According to the article, the research was actually there, at least some of it. For the purposes of the book, case studies were changed and divided to be different people. I can actually see why he would do this, too. It's like changing names, and some details, which happens all the time.
The thing is, if someone's case history made it into a book and their friends and associates could tell that it was them, then it could ruin their reputation and they would have a viable position to sue for slander. For books like this, omitting certain details and modifying case studies helps to prevent such things from occurring.
You'd be surprised just how many professionals do this. This isn't the first I've heard about such accusations, nor is Wertham the first to be on the receiving end.

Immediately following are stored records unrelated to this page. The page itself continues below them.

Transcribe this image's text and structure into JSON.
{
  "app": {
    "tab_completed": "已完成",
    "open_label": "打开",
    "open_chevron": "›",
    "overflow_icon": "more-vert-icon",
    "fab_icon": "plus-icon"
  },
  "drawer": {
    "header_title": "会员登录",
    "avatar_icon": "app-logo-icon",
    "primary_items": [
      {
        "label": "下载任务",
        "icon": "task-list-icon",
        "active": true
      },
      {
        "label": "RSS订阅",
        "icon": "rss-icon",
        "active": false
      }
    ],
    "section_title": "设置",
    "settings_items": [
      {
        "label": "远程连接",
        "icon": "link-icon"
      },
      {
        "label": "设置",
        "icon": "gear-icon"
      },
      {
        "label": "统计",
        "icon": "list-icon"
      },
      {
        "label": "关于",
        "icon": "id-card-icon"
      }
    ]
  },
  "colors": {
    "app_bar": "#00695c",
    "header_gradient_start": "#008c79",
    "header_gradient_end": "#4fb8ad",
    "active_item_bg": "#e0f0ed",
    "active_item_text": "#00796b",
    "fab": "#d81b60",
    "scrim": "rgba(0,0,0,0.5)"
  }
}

Psychiatrists and psychologists operate under HIPPA, and they need to maintain patient confidentiality. Patients are often used in medical journals and related texts, but their names are omitted. For the purposes of a mass-market text, details concerning a patient's case would be omitted, cases would be changed, etc. Nowadays texts will come with a notice explaining this, but back then, I don't think it was required, as what Wertham was discussing was a relatively new field.